Wang M, Chen F, Zhu C, Wu C (2017) Two new genera and three new species of Epipaschiinae Meyrick from China (Lepidoptera, Pyralidae). ZooKeys 722: 87-99. https://doi.org/10.3897/zookeys.722.12362

Pensoft Publishers

Related Moths Articles:

1976 drought revealed as worst on record for British butterflies and moths
Scientists at the University of York have revealed that the 1976 drought is the worst extreme event to affect butterflies and moths in the 50 years since detailed records began.
Darwin was right: Females prefer sex with good listeners
Almost 150 years after Charles Darwin first proposed a little-known prediction from his theory of sexual selection, researchers have found that male moths with larger antennae are better at detecting female signals.
Gehry's Biodiversity Museum -- favorite attraction for the butterflies and moths in Panama
Ahead of Gehry's Biodiversity Museum's opening in October 2014, Ph.D.
In enemy garb
Biologists expand on more than 150 years of textbook wisdom with a new explanation for wasp mimicry.
The value of nutrition and exercise, according to a moth
How can animals that feed mostly on sugar embark on migrations spanning continents?
Moths' sweet way of compensating for lack of antioxidants
Animals that feed almost solely on nectar, which doesn't produce protective antioxidants, are still able to avoid experiencing oxidative damage to their muscles through a clever adaption that involves converting carbohydrates into antioxidants, a new study reveals.
A colorful yet little known snout moth genus from China with 5 new species
A group of beautiful snout moths from China has been revised by three scientists.
Tricking moths into revealing the computational underpinnings of sensory integration
A research team led by University of Washington biology professor Tom Daniel has teased out how hawkmoths integrate signals from two sensory systems: vision and touch.
Wildlife-friendly farming shown to benefit UK moths
Wildlife-friendly farming schemes can help boost the abundance of many UK moth species, a new study by the University of Liverpool has found.
Rare moth in severe decline at its last English site
Numbers of a rare species of moth -- found only in York in England -- have tumbled in recent years, a team including researchers from the University of York have discovered.

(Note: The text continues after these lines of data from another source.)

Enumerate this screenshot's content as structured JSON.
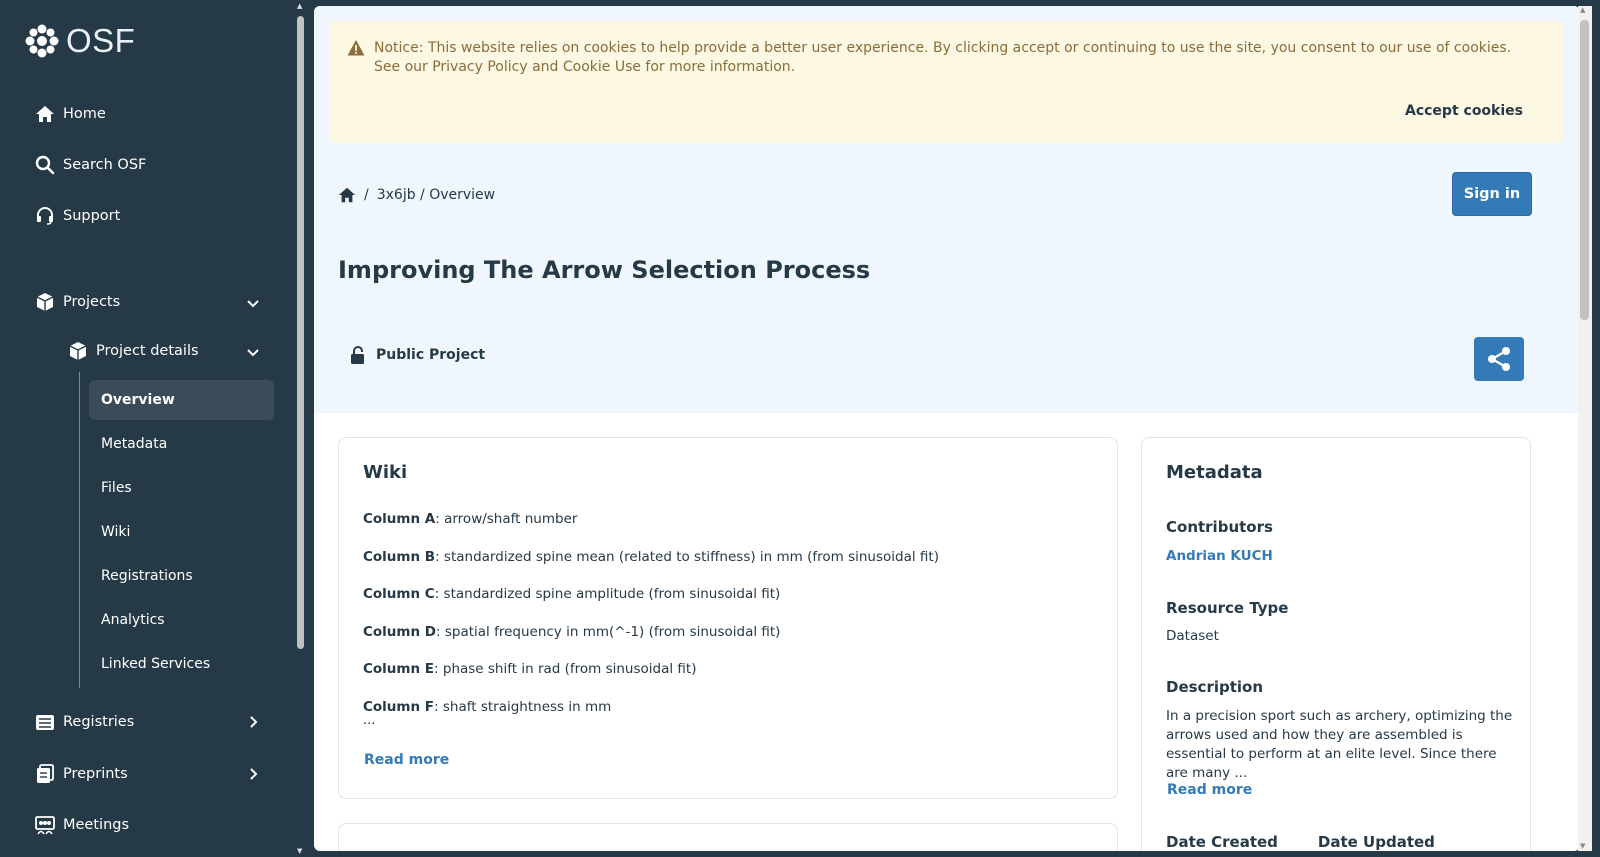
{
  "sidebar": {
    "logo_text": "OSF",
    "nav": {
      "home": "Home",
      "search": "Search OSF",
      "support": "Support",
      "projects": "Projects",
      "project_details": "Project details",
      "registries": "Registries",
      "preprints": "Preprints",
      "meetings": "Meetings"
    },
    "project_items": [
      {
        "label": "Overview",
        "active": true
      },
      {
        "label": "Metadata"
      },
      {
        "label": "Files"
      },
      {
        "label": "Wiki"
      },
      {
        "label": "Registrations"
      },
      {
        "label": "Analytics"
      },
      {
        "label": "Linked Services"
      }
    ]
  },
  "cookie": {
    "message": "Notice: This website relies on cookies to help provide a better user experience. By clicking accept or continuing to use the site, you consent to our use of cookies. See our Privacy Policy and Cookie Use for more information.",
    "accept_label": "Accept cookies"
  },
  "breadcrumb": {
    "separator": "/",
    "path": "3x6jb / Overview"
  },
  "signin_label": "Sign in",
  "project": {
    "title": "Improving The Arrow Selection Process",
    "visibility": "Public Project"
  },
  "wiki": {
    "heading": "Wiki",
    "lines": [
      {
        "key": "Column A",
        "text": ": arrow/shaft number"
      },
      {
        "key": "Column B",
        "text": ": standardized spine mean (related to stiffness) in mm  (from sinusoidal fit)"
      },
      {
        "key": "Column C",
        "text": ": standardized spine amplitude  (from sinusoidal fit)"
      },
      {
        "key": "Column D",
        "text": ": spatial frequency in mm(^-1)  (from sinusoidal fit)"
      },
      {
        "key": "Column E",
        "text": ": phase shift in rad  (from sinusoidal fit)"
      },
      {
        "key": "Column F",
        "text": ": shaft straightness in mm"
      }
    ],
    "ellipsis": "...",
    "read_more": "Read more"
  },
  "metadata": {
    "heading": "Metadata",
    "contributors_label": "Contributors",
    "contributor": "Andrian KUCH",
    "resource_type_label": "Resource Type",
    "resource_type": "Dataset",
    "description_label": "Description",
    "description": "In a precision sport such as archery, optimizing the arrows used and how they are assembled is essential to perform at an elite level. Since there are many ...",
    "read_more": "Read more",
    "date_created_label": "Date Created",
    "date_updated_label": "Date Updated"
  },
  "colors": {
    "sidebar_bg": "#263947",
    "accent": "#337ab7",
    "notice_bg": "#fcf8e3",
    "notice_text": "#8a6d3b",
    "header_bg": "#eff6fd"
  }
}
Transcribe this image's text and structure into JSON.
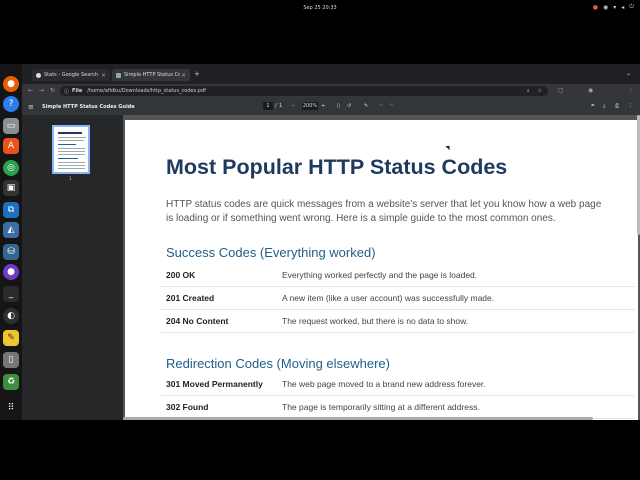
{
  "system": {
    "clock": "Sep 25  20:33",
    "tray_icons": [
      "record-icon",
      "accessibility-icon",
      "network-icon",
      "volume-icon",
      "power-icon"
    ]
  },
  "dock": {
    "items": [
      "firefox-icon",
      "help-icon",
      "files-icon",
      "app-store-icon",
      "chrome-icon",
      "terminal-icon",
      "vscode-icon",
      "android-studio-icon",
      "database-icon",
      "tor-icon",
      "console-icon",
      "obs-icon",
      "notes-icon",
      "trash-placeholder-icon",
      "recycle-icon",
      "app-grid-icon"
    ]
  },
  "browser": {
    "tabs": [
      {
        "label": "Stats - Google Search",
        "active": false
      },
      {
        "label": "Simple HTTP Status Codes Guide",
        "active": true
      }
    ],
    "new_tab": "+",
    "address": {
      "scheme_label": "File",
      "path": "/home/afidku/Downloads/http_status_codes.pdf"
    }
  },
  "pdf_toolbar": {
    "title": "Simple HTTP Status Codes Guide",
    "page_current": "1",
    "page_sep": "/",
    "page_total": "1",
    "zoom": "200%",
    "minus": "–",
    "plus": "+"
  },
  "sidebar": {
    "thumbnail_page": "1"
  },
  "document": {
    "title": "Most Popular HTTP Status Codes",
    "intro": "HTTP status codes are quick messages from a website's server that let you know how a web page is loading or if something went wrong. Here is a simple guide to the most common ones.",
    "sections": [
      {
        "heading": "Success Codes (Everything worked)",
        "rows": [
          {
            "code": "200 OK",
            "desc": "Everything worked perfectly and the page is loaded."
          },
          {
            "code": "201 Created",
            "desc": "A new item (like a user account) was successfully made."
          },
          {
            "code": "204 No Content",
            "desc": "The request worked, but there is no data to show."
          }
        ]
      },
      {
        "heading": "Redirection Codes (Moving elsewhere)",
        "rows": [
          {
            "code": "301 Moved Permanently",
            "desc": "The web page moved to a brand new address forever."
          },
          {
            "code": "302 Found",
            "desc": "The page is temporarily sitting at a different address."
          }
        ]
      }
    ]
  }
}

Related Moths Reading:

Best Science Podcasts 2019

We have hand picked the best science podcasts for 2019. Sit back and enjoy new science podcasts updated daily from your favorite science news services and scientists.
Now Playing: TED Radio Hour

Climate Crisis
There's no greater threat to humanity than climate change. What can we do to stop the worst consequences? This hour, TED speakers explore how we can save our planet and whether we can do it in time. Guests include climate activist Greta Thunberg, chemical engineer Jennifer Wilcox, research scientist Sean Davis, food innovator Bruce Friedrich, and psychologist Per Espen Stoknes.
Now Playing: Science for the People

#527 Honey I CRISPR'd the Kids
This week we're coming to you from Awesome Con in Washington, D.C. There, host Bethany Brookshire led a panel of three amazing guests to talk about the promise and perils of CRISPR, and what happens now that CRISPR babies have (maybe?) been born. Featuring science writer Tina Saey, molecular biologist Anne Simon, and bioethicist Alan Regenberg. A Nobel Prize winner argues banning CRISPR babies won’t work Geneticists push for a 5-year global ban on gene-edited babies A CRISPR spin-off causes unintended typos in DNA News of the first gene-edited babies ignited a firestorm The researcher who created CRISPR twins defends...